Since February, the EPA has placed 175 surface coal mining projects under review and halted 79 of them because of their effects on surface water. For 30 years, the agency did not object to the air pollution caused when miners blast dirt into the air to expose coal deposits. Now, invoking the Clean Water Act, the agency is moving to block, at least for now, the projects when they sully nearby streams with the same pollutant.
The agency also has, for the first time, revoked a permit for a surface mine because the project in West Virginia could violate the Clean Water Act.
More broadly, the agency has announced there could be a link between greenhouse gas emissions and public health and welfare - a prelude to new mandates for corporations to reduce their carbon dioxide emissions. The agency also agreed to allow California to regulate tailpipe emissions, increased fuel efficiency standards for cars for the first time in more than 25 years and won White House approval to rein in greenhouse gas emissions from the nation's largest polluters.
And that's just the beginning.
I remember a magazine article from long ago about Vietnamese refugees stuck for years in Thai refugee camps.
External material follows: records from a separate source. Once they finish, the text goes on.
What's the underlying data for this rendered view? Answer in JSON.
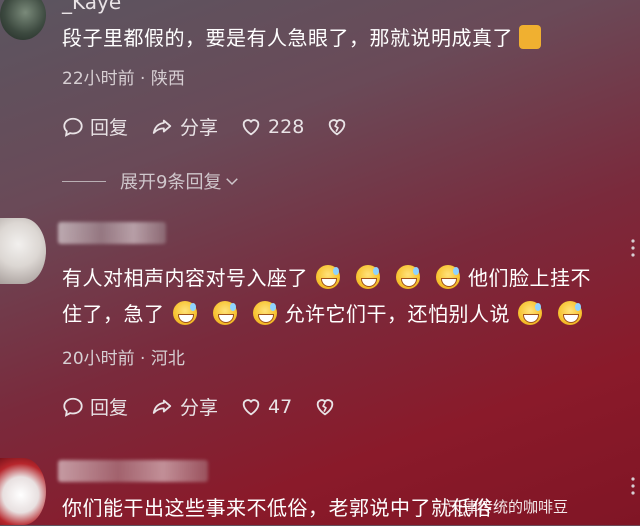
{
  "comments": [
    {
      "username": "_Kaye",
      "text": "段子里都假的，要是有人急眼了，那就说明成真了",
      "meta": "22小时前 · 陕西",
      "reply_label": "回复",
      "share_label": "分享",
      "likes": "228",
      "expand_label": "展开9条回复"
    },
    {
      "text_part1": "有人对相声内容对号入座了",
      "text_part2": "他们脸上挂不",
      "text_part3": "住了，急了",
      "text_part4": "允许它们干，还怕别人说",
      "meta": "20小时前 · 河北",
      "reply_label": "回复",
      "share_label": "分享",
      "likes": "47"
    },
    {
      "text": "你们能干出这些事来不低俗，老郭说中了就低俗"
    }
  ],
  "watermark": "天津传统的咖啡豆",
  "icons": {
    "reply": "comment-bubble-icon",
    "share": "share-arrow-icon",
    "like": "heart-icon",
    "dislike": "broken-heart-icon",
    "expand": "chevron-down-icon",
    "more": "more-vertical-icon"
  }
}
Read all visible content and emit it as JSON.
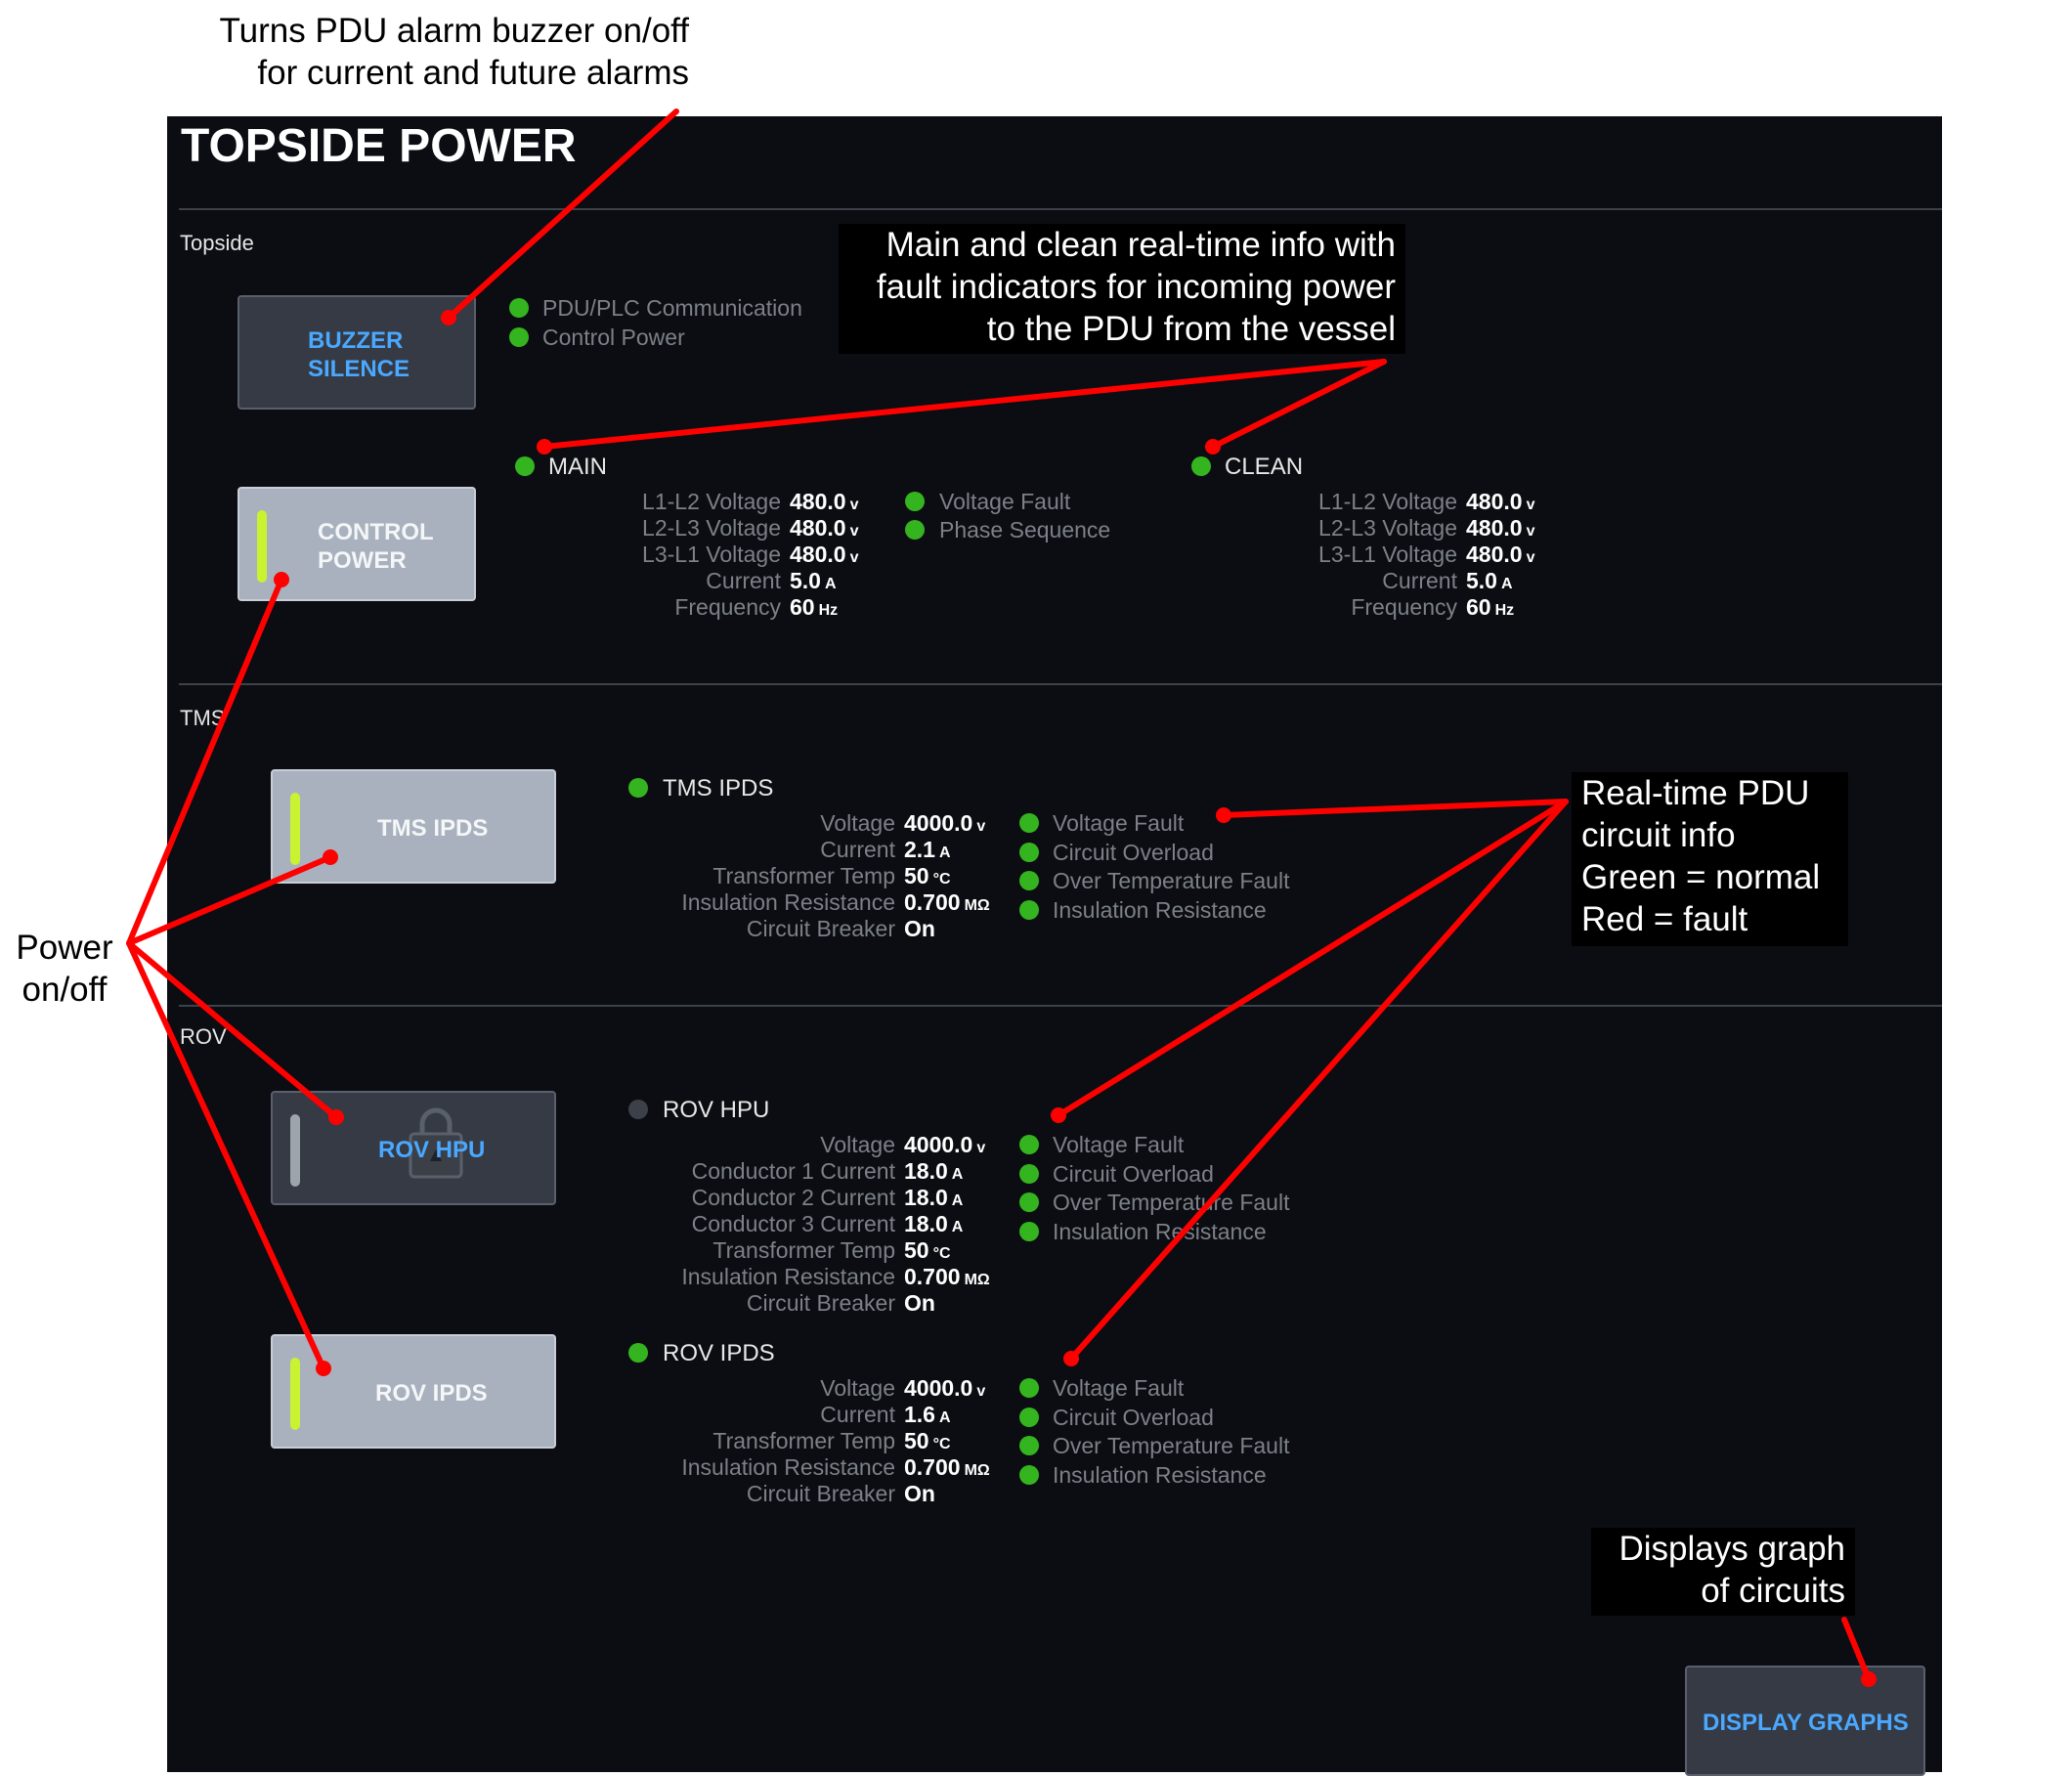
{
  "title": "TOPSIDE POWER",
  "sections": {
    "topside": "Topside",
    "tms": "TMS",
    "rov": "ROV"
  },
  "buttons": {
    "buzzer_silence": [
      "BUZZER",
      "SILENCE"
    ],
    "control_power": [
      "CONTROL",
      "POWER"
    ],
    "tms_ipds": "TMS IPDS",
    "rov_hpu": "ROV HPU",
    "rov_ipds": "ROV IPDS",
    "display_graphs": "DISPLAY GRAPHS"
  },
  "topside_status": {
    "pdu_plc": "PDU/PLC Communication",
    "control_power": "Control Power"
  },
  "main": {
    "name": "MAIN",
    "readings": [
      {
        "label": "L1-L2 Voltage",
        "value": "480.0",
        "unit": "v"
      },
      {
        "label": "L2-L3 Voltage",
        "value": "480.0",
        "unit": "v"
      },
      {
        "label": "L3-L1 Voltage",
        "value": "480.0",
        "unit": "v"
      },
      {
        "label": "Current",
        "value": "5.0",
        "unit": "A"
      },
      {
        "label": "Frequency",
        "value": "60",
        "unit": "Hz"
      }
    ],
    "faults": [
      "Voltage Fault",
      "Phase Sequence"
    ]
  },
  "clean": {
    "name": "CLEAN",
    "readings": [
      {
        "label": "L1-L2 Voltage",
        "value": "480.0",
        "unit": "v"
      },
      {
        "label": "L2-L3 Voltage",
        "value": "480.0",
        "unit": "v"
      },
      {
        "label": "L3-L1 Voltage",
        "value": "480.0",
        "unit": "v"
      },
      {
        "label": "Current",
        "value": "5.0",
        "unit": "A"
      },
      {
        "label": "Frequency",
        "value": "60",
        "unit": "Hz"
      }
    ]
  },
  "tms_ipds": {
    "name": "TMS IPDS",
    "readings": [
      {
        "label": "Voltage",
        "value": "4000.0",
        "unit": "v"
      },
      {
        "label": "Current",
        "value": "2.1",
        "unit": "A"
      },
      {
        "label": "Transformer Temp",
        "value": "50",
        "unit": "°C"
      },
      {
        "label": "Insulation Resistance",
        "value": "0.700",
        "unit": "MΩ"
      },
      {
        "label": "Circuit Breaker",
        "value": "On",
        "unit": ""
      }
    ],
    "faults": [
      "Voltage Fault",
      "Circuit Overload",
      "Over Temperature Fault",
      "Insulation Resistance"
    ]
  },
  "rov_hpu": {
    "name": "ROV HPU",
    "readings": [
      {
        "label": "Voltage",
        "value": "4000.0",
        "unit": "v"
      },
      {
        "label": "Conductor 1 Current",
        "value": "18.0",
        "unit": "A"
      },
      {
        "label": "Conductor 2 Current",
        "value": "18.0",
        "unit": "A"
      },
      {
        "label": "Conductor 3 Current",
        "value": "18.0",
        "unit": "A"
      },
      {
        "label": "Transformer Temp",
        "value": "50",
        "unit": "°C"
      },
      {
        "label": "Insulation Resistance",
        "value": "0.700",
        "unit": "MΩ"
      },
      {
        "label": "Circuit Breaker",
        "value": "On",
        "unit": ""
      }
    ],
    "faults": [
      "Voltage Fault",
      "Circuit Overload",
      "Over Temperature Fault",
      "Insulation Resistance"
    ]
  },
  "rov_ipds": {
    "name": "ROV IPDS",
    "readings": [
      {
        "label": "Voltage",
        "value": "4000.0",
        "unit": "v"
      },
      {
        "label": "Current",
        "value": "1.6",
        "unit": "A"
      },
      {
        "label": "Transformer Temp",
        "value": "50",
        "unit": "°C"
      },
      {
        "label": "Insulation Resistance",
        "value": "0.700",
        "unit": "MΩ"
      },
      {
        "label": "Circuit Breaker",
        "value": "On",
        "unit": ""
      }
    ],
    "faults": [
      "Voltage Fault",
      "Circuit Overload",
      "Over Temperature Fault",
      "Insulation Resistance"
    ]
  },
  "annotations": {
    "buzzer": [
      "Turns PDU alarm buzzer on/off",
      "for current and future alarms"
    ],
    "main_clean": [
      "Main and clean real-time info with",
      "fault indicators for incoming power",
      "to the PDU from the vessel"
    ],
    "circuit": [
      "Real-time PDU",
      "circuit info",
      "Green = normal",
      "Red = fault"
    ],
    "power": [
      "Power",
      "on/off"
    ],
    "graphs": [
      "Displays graph",
      "of circuits"
    ]
  },
  "colors": {
    "status_ok": "#34b51f",
    "status_off": "#3c4048",
    "power_on_bar": "#c9f230",
    "annotation_line": "#ff0000"
  }
}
The Thais had no use for them, and they were rightly afraid to move back to Vietnam. (Are there still such camps in Thailand?) One line from the article I remember crystalized the damage that this kind of dislocation could do. It said that there were working-age young men, born in exile, that had "never seen a water buffalo."
There are many skills that, once lost, are very difficult to recover. They are the kind of skills that are passed from journeymen to apprentices, not the kind learned from books and academic journals, and therefore not the kind with which Obama's minions have any experience. Once the opportunity to practice the skill is suppressed (or regulated away), the skill rapidly decays.
The EPA is almost certainly costing a lot of coal miners their jobs. These miners are not suddenly going to put on a shirt-and-tie and start doing office work; they will likely be stuck in the economic equivalent of a refugee camp. Further, they will lose the opportunity to pass their skills to the next generation of miners. And I'm pretty sure this is not the way of growing the economy out of the recession.
And what for? I've never lived anywhere in the U.S. (and I've lived a lot of places) where I couldn't drink the water or breathe the air. For whose benefit, exactly, is the EPA undertaking these regulations?